Using Boundaries to Punish: Boundaries should be set for self-care and protection, not to punish others. However, some individuals may misuse boundaries by imposing them as a form of silent treatment or emotional punishment whenever they are upset.

Recognizing the misuse of boundaries is essential to maintaining healthy relationships. If you find yourself in a situation where boundaries are being inappropriately used as a means of control or manipulation, it is crucial to address the issue, possibly with the help of a trusted third party or professional, such as a counselor or therapist. It’s important to remember that the purpose of personal boundaries is to enhance your wellbeing and interpersonal relationships, not to serve as tools for unhealthy dynamics.

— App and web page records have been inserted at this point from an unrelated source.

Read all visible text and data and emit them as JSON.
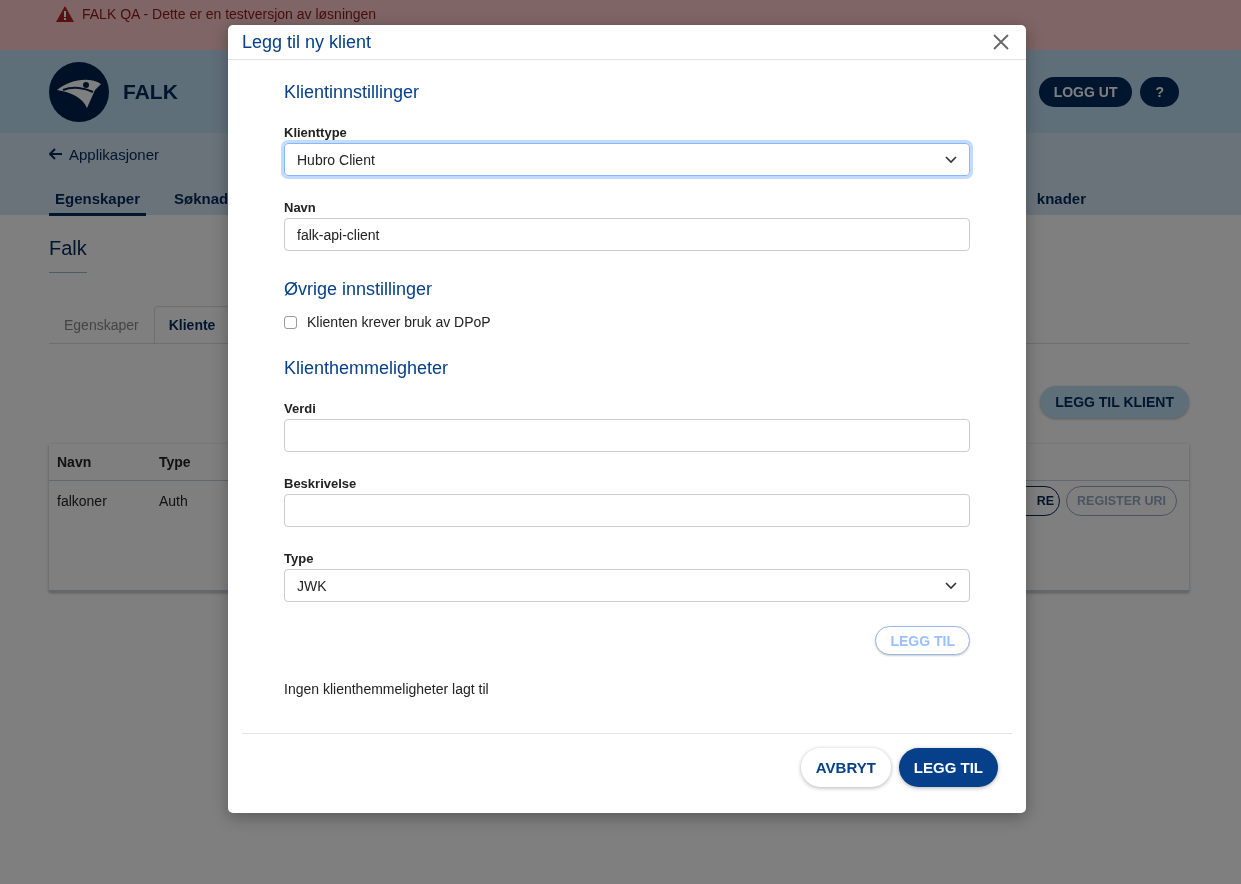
{
  "banner": {
    "text": "FALK QA - Dette er en testversjon av løsningen"
  },
  "header": {
    "app_name": "FALK",
    "buttons": [
      {
        "label": "LOGG UT"
      },
      {
        "label": "?"
      }
    ]
  },
  "nav": {
    "back_link": "Applikasjoner",
    "tabs": [
      {
        "label": "Egenskaper",
        "selected": true
      },
      {
        "label": "Søknad",
        "selected": false
      },
      {
        "label": "knader",
        "selected": false
      }
    ]
  },
  "page": {
    "title": "Falk",
    "tabs": [
      {
        "label": "Egenskaper",
        "selected": false
      },
      {
        "label": "Kliente",
        "selected": true
      }
    ],
    "add_button": "LEGG TIL KLIENT",
    "table": {
      "columns": [
        "Navn",
        "Type"
      ],
      "rows": [
        {
          "cells": [
            "falkoner",
            "Auth"
          ],
          "actions": [
            {
              "label": "RE",
              "disabled": false
            },
            {
              "label": "REGISTER URI",
              "disabled": true
            }
          ]
        }
      ]
    }
  },
  "dialog": {
    "title": "Legg til ny klient",
    "sections": [
      {
        "heading": "Klientinnstillinger",
        "fields": [
          {
            "kind": "select",
            "label": "Klienttype",
            "value": "Hubro Client",
            "focused": true
          },
          {
            "kind": "text",
            "label": "Navn",
            "value": "falk-api-client",
            "focused": false
          }
        ]
      },
      {
        "heading": "Øvrige innstillinger",
        "fields": [
          {
            "kind": "checkbox",
            "label": "Klienten krever bruk av DPoP",
            "checked": false
          }
        ]
      },
      {
        "heading": "Klienthemmeligheter",
        "fields": [
          {
            "kind": "text",
            "label": "Verdi",
            "focused": false
          },
          {
            "kind": "text",
            "label": "Beskrivelse",
            "focused": false
          },
          {
            "kind": "select",
            "label": "Type",
            "value": "JWK",
            "focused": false
          }
        ],
        "add_button": {
          "label": "LEGG TIL",
          "disabled": true
        },
        "empty_message": "Ingen klienthemmeligheter lagt til"
      }
    ],
    "footer_buttons": [
      {
        "label": "AVBRYT",
        "kind": "secondary"
      },
      {
        "label": "LEGG TIL",
        "kind": "primary"
      }
    ]
  }
}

The concept of personal boundaries, while increasingly popular in recent years, is often misunderstood or even misused. As we’ve explored in this article, personal boundaries serve as metaphorical lines that define our individual limits in terms of what we find acceptable or unacceptable in interactions with others. They are essential for our personal wellbeing, fostering healthier interpersonal relationships, and preserving our individual autonomy.

Setting boundaries involves a self-focused change in our responses to interpersonal situations, without the expectation of altering other people’s behaviors. It’s also crucial to differentiate between boundaries and ultimatums – while the former focus on our own actions and needs, the latter demand changes in others and may lead to manipulation or control.

Understanding and recognizing when our boundaries are being crossed can help us maintain our personal space and dignity. Similarly, recognizing and respecting others’ boundaries is just as essential in fostering mutual respect and understanding in relationships.

However, it’s also necessary to be aware of the potential misuse of boundaries. Whether used to manipulate, control, or avoid responsibility, the inappropriate use of this concept can have a damaging effect on relationships.

Personal boundaries are a dynamic concept that requires continuous self-awareness, clear communication, respect, and understanding. As we navigate our relationships and encounters with others, these principles serve as our compass, guiding us toward healthier and more respectful interactions.

Fascinated by ideas? Check out my podcast:

Struggling with an addiction?

If you’re struggling with an addiction, it can be difficult to stop. Gaining short-term relief, at a long-term cost, you may start to wonder if it’s even worth it anymore. If you’re looking to make some changes, feel free to reach out. I offer individual addiction counselling to clients in the US and Canada. If you’re interested in learning more, you can send me a message here.

Other Mental Health Resources

If you are struggling with other mental health issues or are looking for a specialist near you, use the Psychology Today therapist directory here to find a practitioner who specializes in your area of concern.

If you require a lower-cost option, you can check out BetterHelp.com. It is one of the most flexible forms of online counseling. Their main benefit is lower costs, high accessibility through their mobile app, and the ability to switch counselors quickly and easily, until you find the right fit.

*As an affiliate partner with Better Help, I receive a referral fee if you purchase products or services through the links provided.

As always, it is important to be critical when seeking help, since the quality of counselors are not consistent. If you are not feeling supported, it may be helpful to seek out another practitioner. I wrote an article on things to consider here.

You May Also Like…

The Power of Self Acceptance

The Power of Self Acceptance

Imagine finding yourself in a relentless cycle, where each mistake or setback plunges you deeper into a vortex of...

How to Overcome the Inner Critic

How to Overcome the Inner Critic

Imagine you're walking through your day, and there's a persistent whisper that follows you. It critiques every...

1 Comment

  1. Richard

    Great clarity on this subject of personal boundaries – written in a concise manner. I hope more people read your weekly essays as they are truly essential to our well-being, healing and life progression. I find them invaluable.Thanks, Dr. Rose!


Leave a Reply